Dad shouted back at her, “Millie Jane, pack up! We’re leaving!”
Before I knew it, we were in the car driving home. Sitting in the backseat, I knew Dad was ashamed of me, but I didn’t understand why. “Why didn’t you let me finish my song, Daddy?” I asked.
As I began to cry, Dad warned, “That’ll be enough, Kerry Lynn!
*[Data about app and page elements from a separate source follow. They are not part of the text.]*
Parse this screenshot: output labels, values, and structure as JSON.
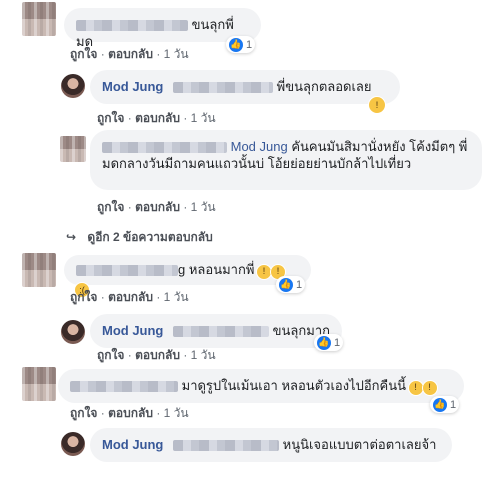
{
  "actions": {
    "like": "ถูกใจ",
    "reply": "ตอบกลับ",
    "sep": "·",
    "time": "1 วัน"
  },
  "comments": [
    {
      "text": "ขนลุกพี่มด",
      "reactions": "1"
    },
    {
      "name": "Mod Jung",
      "text": "พี่ขนลุกตลอดเลย",
      "reactions": ""
    },
    {
      "name": "Mod Jung",
      "text": "คันคนมันสิมานั่งหยัง โค้งมีตๆ พี่มดกลางวันมีถามคนแถวนั้นบ่ โอ้ยย่อยย่านบักล้าไปเที่ยว"
    },
    {
      "view_more": "ดูอีก 2 ข้อความตอบกลับ"
    },
    {
      "name_tail": "g",
      "text": "หลอนมากพี่",
      "reactions": "1"
    },
    {
      "name": "Mod Jung",
      "text": "ขนลุกมาก",
      "reactions": "1"
    },
    {
      "text": "มาดูรูปในเม้นเอา หลอนตัวเองไปอีกคืนนี้",
      "reactions": "1"
    },
    {
      "name": "Mod Jung",
      "text": "หนูนิเจอแบบตาต่อตาเลยจ้า"
    }
  ]
}
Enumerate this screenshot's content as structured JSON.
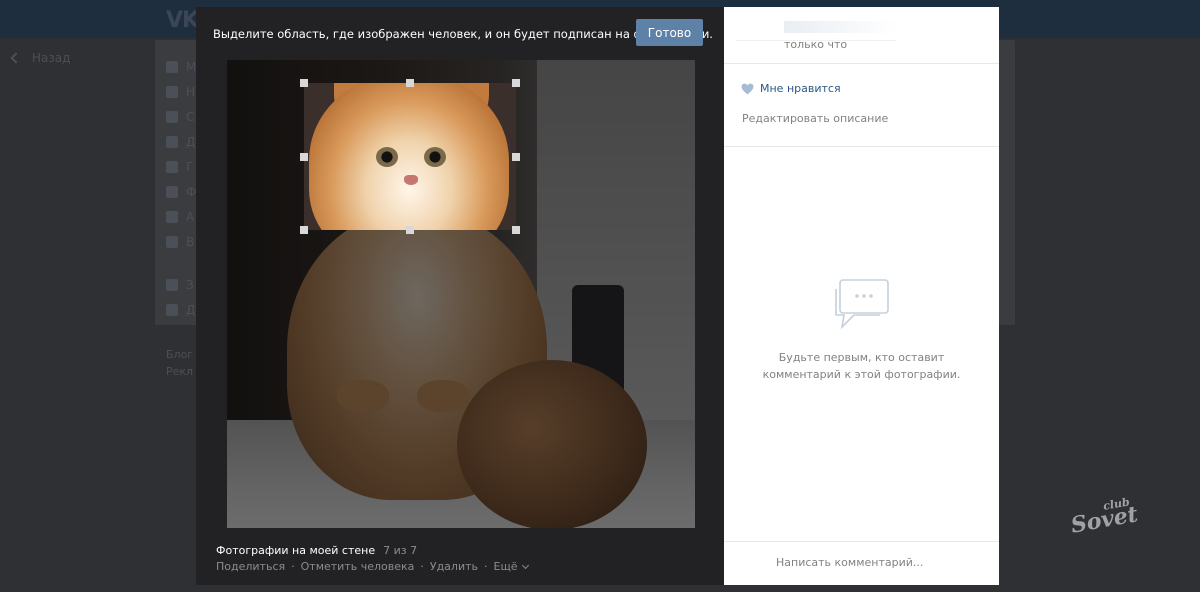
{
  "background": {
    "logo": "VK",
    "back_label": "Назад",
    "menu_items": [
      "М",
      "Н",
      "С",
      "Д",
      "Г",
      "Ф",
      "А",
      "В",
      "З",
      "Д"
    ],
    "footer": [
      "Блог",
      "Рекл"
    ]
  },
  "viewer": {
    "instruction": "Выделите область, где изображен человек, и он будет подписан на фотографии.",
    "done_label": "Готово",
    "album_title": "Фотографии на моей стене",
    "album_count": "7 из 7",
    "actions": [
      "Поделиться",
      "Отметить человека",
      "Удалить",
      "Ещё"
    ]
  },
  "side": {
    "time": "только что",
    "like_label": "Мне нравится",
    "edit_label": "Редактировать описание",
    "empty_line1": "Будьте первым, кто оставит",
    "empty_line2": "комментарий к этой фотографии.",
    "write_comment": "Написать комментарий..."
  },
  "watermark": {
    "club": "club",
    "brand": "Sovet"
  },
  "colors": {
    "accent": "#5e81a8",
    "link": "#2a5885",
    "muted": "#828282"
  }
}
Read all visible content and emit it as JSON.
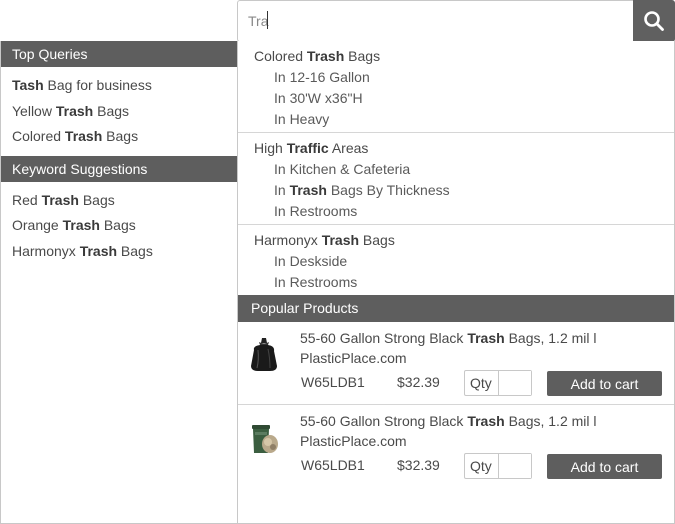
{
  "search": {
    "value": "Tra",
    "icon": "search-icon"
  },
  "left": {
    "top_queries_header": "Top Queries",
    "top_queries": [
      {
        "bold": "Tash",
        "rest": " Bag for business",
        "pre": ""
      },
      {
        "pre": "Yellow ",
        "bold": "Trash",
        "rest": " Bags"
      },
      {
        "pre": "Colored ",
        "bold": "Trash",
        "rest": " Bags"
      }
    ],
    "keyword_header": "Keyword Suggestions",
    "keywords": [
      {
        "pre": "Red ",
        "bold": "Trash",
        "rest": " Bags"
      },
      {
        "pre": "Orange ",
        "bold": "Trash",
        "rest": " Bags"
      },
      {
        "pre": "Harmonyx ",
        "bold": "Trash",
        "rest": " Bags"
      }
    ]
  },
  "groups": [
    {
      "title_pre": "Colored ",
      "title_bold": "Trash",
      "title_rest": " Bags",
      "subs": [
        {
          "pre": "In 12-16 Gallon",
          "bold": "",
          "rest": ""
        },
        {
          "pre": "In 30'W x36\"H",
          "bold": "",
          "rest": ""
        },
        {
          "pre": "In Heavy",
          "bold": "",
          "rest": ""
        }
      ]
    },
    {
      "title_pre": "High ",
      "title_bold": "Traffic",
      "title_rest": " Areas",
      "subs": [
        {
          "pre": "In Kitchen & Cafeteria",
          "bold": "",
          "rest": ""
        },
        {
          "pre": "In ",
          "bold": "Trash",
          "rest": " Bags By Thickness"
        },
        {
          "pre": "In Restrooms",
          "bold": "",
          "rest": ""
        }
      ]
    },
    {
      "title_pre": "Harmonyx ",
      "title_bold": "Trash",
      "title_rest": " Bags",
      "subs": [
        {
          "pre": "In Deskside",
          "bold": "",
          "rest": ""
        },
        {
          "pre": "In Restrooms",
          "bold": "",
          "rest": ""
        }
      ]
    }
  ],
  "popular": {
    "header": "Popular Products",
    "products": [
      {
        "name_pre": "55-60 Gallon Strong Black ",
        "name_bold": "Trash",
        "name_rest": " Bags, 1.2 mil l PlasticPlace.com",
        "sku": "W65LDB1",
        "price": "$32.39",
        "qty_label": "Qty",
        "qty_value": "",
        "button": "Add to cart",
        "image": "black-trash-bag"
      },
      {
        "name_pre": "55-60 Gallon Strong Black ",
        "name_bold": "Trash",
        "name_rest": " Bags, 1.2 mil l PlasticPlace.com",
        "sku": "W65LDB1",
        "price": "$32.39",
        "qty_label": "Qty",
        "qty_value": "",
        "button": "Add to cart",
        "image": "trash-can-with-bags"
      }
    ]
  },
  "colors": {
    "header_bg": "#5e5e5e",
    "button_bg": "#606060",
    "border": "#c8c8c8"
  }
}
I don’t want to hear any more about it!” Dad gave my mother a warning glance. “This is your fault, Millie Jane!”
“My fault?” Mom retorted. “Why? Because I stand up for him against you and all your bullying?” Clearly, I was the reason for their fight, but I still didn’t understand why.
As my parents fought over me, I cried even more.
“Stop crying, young man,” Dad shouted, “or I’ll give you something to really cry about!” But the more I tried to repress my tears, the more I sobbed.
“That’s it!” Dad shouted, pulling the car to the side of the road. “You’re getting a beating, Kerry Lynn!”
Wild with shame, Dad jumped out of the car. Deciding that his belt was not harsh enough, he went along the road and tore a two-by-four from a nearby fence. Bringing the board back with him, he dragged me out of the car.
“Allan Ashton!” Mom exclaimed. “You are not going to beat our child with that two-by-four! I will not allow it!” But Dad already had my pants down and was paddling me when Mom got between us. “Allan, that’s enough! What is wrong with you?”
Undeterred, Dad continued my beating as the drivers passing by looked on in horror.
That incident was so emotionally painful for me that I blocked out any memory of it. It was only after years spent in therapy decades later, and only after my sister Denise shared with me her memory of the entire event, that I finally faced the truth.
Regardless of what had made my father so angry that day, he made it clear to me then that I was a source of shame for him, one he either had to ignore or obliterate.
The Holy War, as I have come to think of it, began on a hot day in early September 1971, the day I left Pocatello to drive four hours south to Provo, Utah, to attend Brigham Young University. As in all wars, whether holy or unholy, it would not be without its casualties.
I spent the morning packing things in my ‘56 Chevrolet, parked in the spot on the lawn where our driveway would have been had my parents ever had the money to pave it. A yellow-and-bronze coupe with cream interior, a huge steering wheel, and black dashboard, I named the car Oscar—after the Academy Awards I hoped to win one day.